Are we going to face yet another disappointment once others try to replicate these results, or are we on the brink of a new sepsis break-through? We're a few rigorous trials short of getting that answer.
1.Early Goal-Directed Therapy in the Treatment of Severe Sepsis and Septic Shock. N Engl J Med 2001; 345:1368-1377
2.A Randomized Trial of Protocol-Based Care for Early Septic Shock. The ProCESS Investigators*. N Engl J Med 2014; 370:1683-1693

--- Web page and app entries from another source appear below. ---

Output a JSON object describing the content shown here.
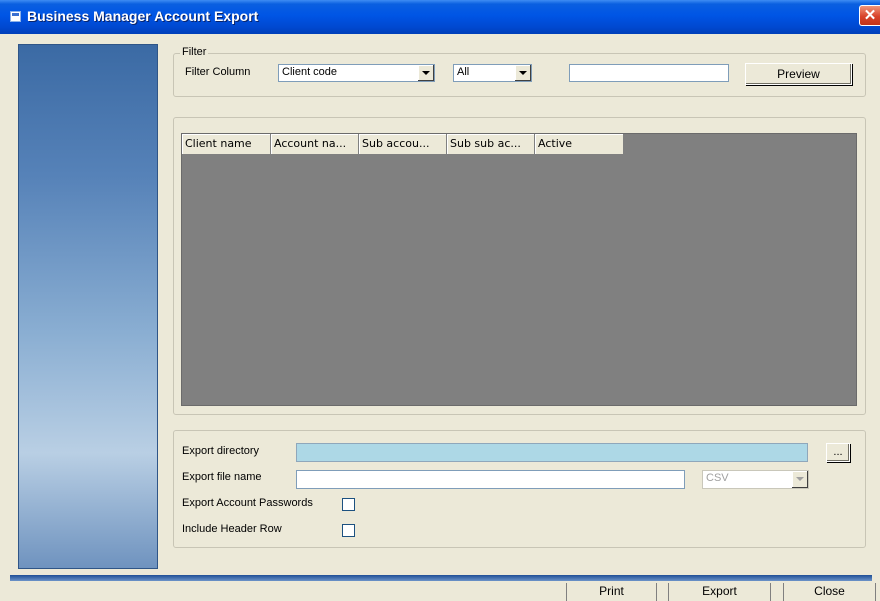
{
  "window": {
    "title": "Business Manager Account Export",
    "close_glyph": "✕"
  },
  "filter": {
    "group_label": "Filter",
    "column_label": "Filter Column",
    "column_value": "Client code",
    "operator_value": "All",
    "search_value": "",
    "preview_label": "Preview"
  },
  "grid": {
    "columns": [
      "Client name",
      "Account na...",
      "Sub accou...",
      "Sub sub ac...",
      "Active"
    ]
  },
  "export": {
    "directory_label": "Export directory",
    "directory_value": "",
    "browse_label": "...",
    "filename_label": "Export file name",
    "filename_value": "",
    "format_value": "CSV",
    "passwords_label": "Export Account Passwords",
    "passwords_checked": false,
    "header_label": "Include Header Row",
    "header_checked": false
  },
  "footer": {
    "print_label": "Print",
    "export_label": "Export",
    "close_label": "Close"
  },
  "colors": {
    "titlebar": "#0055e5",
    "grid_bg": "#808080",
    "directory_bg": "#add8e6",
    "window_bg": "#ece9d8"
  }
}
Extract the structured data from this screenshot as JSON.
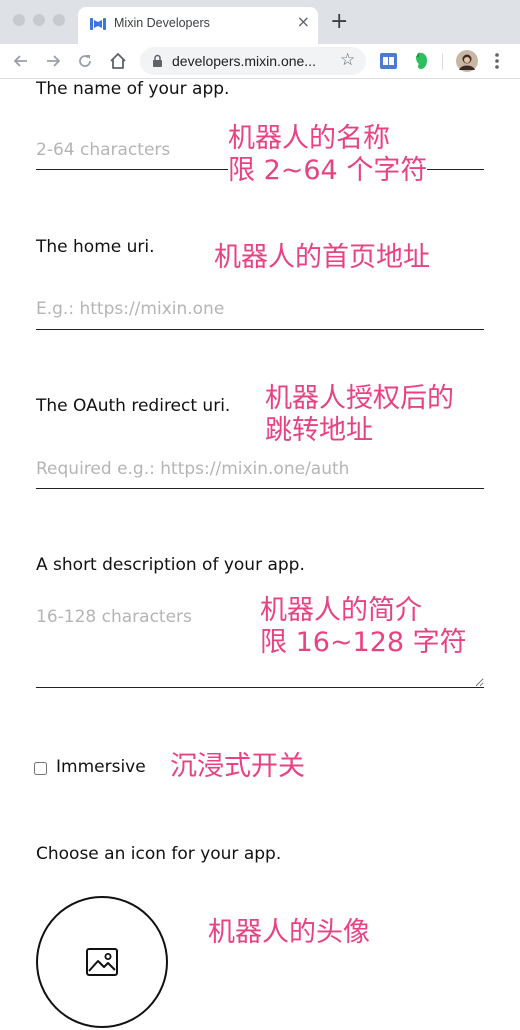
{
  "browser": {
    "tab_title": "Mixin Developers",
    "url": "developers.mixin.one..."
  },
  "form": {
    "name_label": "The name of your app.",
    "name_placeholder": "2-64 characters",
    "home_label": "The home uri.",
    "home_placeholder": "E.g.: https://mixin.one",
    "redirect_label": "The OAuth redirect uri.",
    "redirect_placeholder": "Required e.g.: https://mixin.one/auth",
    "desc_label": "A short description of your app.",
    "desc_placeholder": "16-128 characters",
    "immersive_label": "Immersive",
    "immersive_checked": false,
    "icon_label": "Choose an icon for your app."
  },
  "annotations": {
    "name_line1": "机器人的名称",
    "name_line2": "限 2~64 个字符",
    "home": "机器人的首页地址",
    "redirect_line1": "机器人授权后的",
    "redirect_line2": "跳转地址",
    "desc_line1": "机器人的简介",
    "desc_line2": "限 16~128 字符",
    "immersive": "沉浸式开关",
    "icon": "机器人的头像"
  },
  "colors": {
    "annotation": "#e84283",
    "favicon": "#3d75e3"
  },
  "icons": [
    "favicon-icon",
    "close-icon",
    "plus-icon",
    "back-arrow-icon",
    "forward-arrow-icon",
    "reload-icon",
    "home-icon",
    "lock-icon",
    "star-icon",
    "extension-reader-icon",
    "evernote-icon",
    "avatar",
    "kebab-menu-icon",
    "image-placeholder-icon"
  ]
}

3.Trial of Early, Goal-Directed Resuscitation for Septic Shock. the ProMISe Trial Investigators. N Engl J Med 2015; 372:1301-1311
4.Goal-Directed Resuscitation for Patients with Early Septic Shock. The ARISE Investigators and the ANZICS Clinical Trials Group. N Engl J Med 2014; 371:1496-1506
5.Early, Goal-Directed Therapy for Septic Shock — A Patient-Level Meta-Analysis. The PRISM Investigators*.
6.Effect of Treatment With Low Doses of Hydrocortisone and Fludrocortisone on Mortality in Patients With Septic Shock. JAMA. 2002;288(7):862-871
7.Hydrocortisone Therapy for Patients with Septic Shock. the CORTICUS Study Group. N Engl J Med 2008; 358:111-124
8.Effect of Hydrocortisone on Development of Shock Among Patients With Severe Sepsis: The HYPRESS Randomized Clinical Trial. JAMA. 2016 Nov 1;316(17):1775-1785
9.Efficacy and Safety of Recombinant Human Activated Protein C for Severe Sepsis. the Recombinant Human Activated Protein C Worldwide Evaluation in Severe Sepsis (PROWESS) Study Group. N Engl J Med 2001; 344:699-709
10.Drotrecogin Alfa (Activated) in Adults with Septic Shock. the PROWESS-SHOCK Study Group. N Engl J Med 2012; 366:2055-2064
11.Marik PE et al. Hydrocortisone, Vitamin C and Thiamine for the Treatment of Severe Sepsis and Septic Shock: A retrospective Before-After Study. Chest 2016. S0012-3692(16)62564 – 3.
12.Reduction of resuscitation fluid volumes in severely burned patients using ascorbic acid administration: a randomized, prospective study. Arch Surg. 2000 Mar;135(3):326-31.
13.Randomized, prospective trial of antioxidant supplementation in critically ill surgical patients. Ann Surg. 2002 Dec;236(6):814-22
14.Phase I safety trial of intravenous ascorbic acid in patients with severe sepsis. Journal of Translational Medicine, 2014, 12:32
15.Effect of high-dose Ascorbic acid on vasopressor's requirement in septic shock. J Res Pharm Pract. 2016 Apr-Jun;5(2):94-100
16.Randomized, Double-Blind, Placebo-Controlled Trial of Thiamine as a Metabolic Resuscitator in Septic Shock: A Pilot Study. Crit Care Med. 2016 Feb;44(2):360-7
17."Vitamin S" (Steroids) and Vitamin C for the Treatment of Severe Sepsis and Septic Shock! Crit Care Med. 2016 Jun;44(6):1228-9
Mohammed Alabdrab Alnabi, MD
Emergency & Critical Care Consultant | Head of Adult Intensive Care Unit | Head of Clinical Audit | Maternity & Children Hospital, Dammam, Saudi Arabia